Ntazinda, Arsene, Cheserek, Maureen Jepkorir, Sheng, Lin-Xia, Meng, Jun, Lu, Rong-Rong
Dairy science & technology 2014 v.94 no.3 pp. 283-295
beverages, carboxymethylcellulose, casein, particle size distribution, polysaccharides, skim milk, soybeans, viscosity

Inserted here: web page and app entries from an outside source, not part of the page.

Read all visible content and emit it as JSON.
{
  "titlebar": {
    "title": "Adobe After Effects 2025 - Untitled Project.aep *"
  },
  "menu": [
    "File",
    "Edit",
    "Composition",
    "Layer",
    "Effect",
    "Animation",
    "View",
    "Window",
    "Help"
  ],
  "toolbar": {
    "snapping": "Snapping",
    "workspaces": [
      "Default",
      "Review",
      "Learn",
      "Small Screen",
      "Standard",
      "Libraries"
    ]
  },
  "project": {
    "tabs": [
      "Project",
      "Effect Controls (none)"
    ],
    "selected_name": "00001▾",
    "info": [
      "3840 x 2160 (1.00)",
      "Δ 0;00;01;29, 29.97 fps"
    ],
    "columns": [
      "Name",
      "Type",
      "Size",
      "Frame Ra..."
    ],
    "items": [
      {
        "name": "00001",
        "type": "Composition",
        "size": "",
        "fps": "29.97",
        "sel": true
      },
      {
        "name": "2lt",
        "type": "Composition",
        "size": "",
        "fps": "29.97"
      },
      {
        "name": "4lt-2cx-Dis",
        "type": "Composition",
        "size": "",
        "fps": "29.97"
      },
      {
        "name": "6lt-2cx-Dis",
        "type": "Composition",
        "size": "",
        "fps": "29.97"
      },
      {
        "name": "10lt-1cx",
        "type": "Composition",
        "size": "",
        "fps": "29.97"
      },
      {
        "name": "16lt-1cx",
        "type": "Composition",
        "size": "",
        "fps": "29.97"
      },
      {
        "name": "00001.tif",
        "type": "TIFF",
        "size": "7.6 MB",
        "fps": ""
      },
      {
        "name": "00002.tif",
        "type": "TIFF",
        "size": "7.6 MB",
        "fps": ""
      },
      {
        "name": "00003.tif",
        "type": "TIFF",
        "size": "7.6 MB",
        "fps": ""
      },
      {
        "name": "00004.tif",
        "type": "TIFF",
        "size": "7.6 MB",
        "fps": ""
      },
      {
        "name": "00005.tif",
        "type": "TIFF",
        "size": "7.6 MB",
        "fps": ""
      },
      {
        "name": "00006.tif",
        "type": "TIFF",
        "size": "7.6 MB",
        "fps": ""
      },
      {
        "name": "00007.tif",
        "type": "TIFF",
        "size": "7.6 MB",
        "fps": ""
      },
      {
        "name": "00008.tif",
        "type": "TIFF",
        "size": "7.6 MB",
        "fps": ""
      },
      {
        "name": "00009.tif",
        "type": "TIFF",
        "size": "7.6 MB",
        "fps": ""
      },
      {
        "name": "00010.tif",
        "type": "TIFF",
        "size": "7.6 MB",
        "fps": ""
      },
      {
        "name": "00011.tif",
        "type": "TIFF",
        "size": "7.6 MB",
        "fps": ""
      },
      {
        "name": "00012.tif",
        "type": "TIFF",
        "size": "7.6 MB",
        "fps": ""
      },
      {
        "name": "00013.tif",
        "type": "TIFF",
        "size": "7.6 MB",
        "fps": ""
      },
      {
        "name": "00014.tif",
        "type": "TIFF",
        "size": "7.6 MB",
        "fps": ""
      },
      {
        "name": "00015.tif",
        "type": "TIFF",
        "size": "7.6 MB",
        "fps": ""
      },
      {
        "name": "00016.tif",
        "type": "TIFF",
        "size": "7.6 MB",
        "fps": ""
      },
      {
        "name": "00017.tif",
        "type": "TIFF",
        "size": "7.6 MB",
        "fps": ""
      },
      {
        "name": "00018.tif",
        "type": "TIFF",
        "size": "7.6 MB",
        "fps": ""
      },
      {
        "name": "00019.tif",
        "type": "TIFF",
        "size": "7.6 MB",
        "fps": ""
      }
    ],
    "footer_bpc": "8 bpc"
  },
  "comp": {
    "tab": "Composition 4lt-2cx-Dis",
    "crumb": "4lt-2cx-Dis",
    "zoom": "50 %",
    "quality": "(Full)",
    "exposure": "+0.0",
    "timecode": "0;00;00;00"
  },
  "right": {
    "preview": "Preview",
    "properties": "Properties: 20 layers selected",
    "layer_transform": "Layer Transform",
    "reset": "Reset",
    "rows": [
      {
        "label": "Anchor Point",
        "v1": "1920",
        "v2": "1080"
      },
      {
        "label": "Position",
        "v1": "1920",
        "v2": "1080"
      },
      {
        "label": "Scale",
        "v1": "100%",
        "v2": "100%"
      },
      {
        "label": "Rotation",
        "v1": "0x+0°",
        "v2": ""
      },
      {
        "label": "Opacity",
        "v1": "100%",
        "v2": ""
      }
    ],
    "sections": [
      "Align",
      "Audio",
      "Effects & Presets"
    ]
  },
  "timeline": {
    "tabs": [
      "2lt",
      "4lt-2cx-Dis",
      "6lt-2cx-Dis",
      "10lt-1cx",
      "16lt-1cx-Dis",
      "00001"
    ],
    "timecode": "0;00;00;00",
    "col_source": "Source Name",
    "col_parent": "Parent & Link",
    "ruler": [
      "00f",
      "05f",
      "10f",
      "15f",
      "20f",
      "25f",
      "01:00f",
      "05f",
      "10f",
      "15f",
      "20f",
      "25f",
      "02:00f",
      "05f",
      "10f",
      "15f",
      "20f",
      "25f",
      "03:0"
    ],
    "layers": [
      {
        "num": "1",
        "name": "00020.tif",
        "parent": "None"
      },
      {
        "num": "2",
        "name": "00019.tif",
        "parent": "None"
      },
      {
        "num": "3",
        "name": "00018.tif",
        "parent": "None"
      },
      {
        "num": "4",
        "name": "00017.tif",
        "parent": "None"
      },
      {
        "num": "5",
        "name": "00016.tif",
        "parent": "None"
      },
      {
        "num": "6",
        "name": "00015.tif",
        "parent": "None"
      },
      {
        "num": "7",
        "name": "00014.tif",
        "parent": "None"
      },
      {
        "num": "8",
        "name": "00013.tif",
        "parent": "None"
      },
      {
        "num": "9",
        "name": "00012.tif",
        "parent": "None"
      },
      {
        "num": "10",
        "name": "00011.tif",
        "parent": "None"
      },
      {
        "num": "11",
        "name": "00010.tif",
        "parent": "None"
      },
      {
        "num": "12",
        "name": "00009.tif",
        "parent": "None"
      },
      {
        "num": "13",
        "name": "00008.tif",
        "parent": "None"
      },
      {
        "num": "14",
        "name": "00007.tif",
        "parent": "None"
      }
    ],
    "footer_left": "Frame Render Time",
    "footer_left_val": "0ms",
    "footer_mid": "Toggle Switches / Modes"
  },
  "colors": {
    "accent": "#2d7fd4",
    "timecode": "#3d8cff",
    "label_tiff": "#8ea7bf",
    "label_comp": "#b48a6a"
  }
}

Sodium carboxymethyl cellulose (CMC) and soybean soluble polysaccharide (SSPS) are negatively charged polysaccharides that are used to prevent casein aggregation in acidified skimmed milk drinks (ASMDs). The objective of this study was to examine the effect of CMC and SSPS combination on the stability of acidified skimmed milk drinks in comparison to their individual effects. Stability was evaluated based on the changes in sedimentation ratio, viscosity, zeta potential, and particle size distribution of casein micelles. Increased CMC or SSPS concentration resulted in decreased sedimentation ratio and size diameter, while viscosity and zeta potential increased. The use of CMC-SSPS blend at the ratio of 1:3 showed better stability of ASMDs compared to when the two stabilizers were used individually. Sedimentation ratio and size diameter obtained from the ratio of 1:3 (CMC-SSPS) had no clear significant difference (Pā€‰<ā€‰0.05) with those stabilized by the ratio of 0:4, but CMC was crucial in controlling the blend viscosity and zeta potential, hence improving stability. Furthermore, SSPS showed a better stabilization behavior than CMC when they are used alone. It can therefore be suggested that a combination of CMC-SSPS is more effective than the individual use of the two stabilizers in stabilizing ASMDs, and thus, CMC can effectively supplement SSPS in the production of stable ASMDs.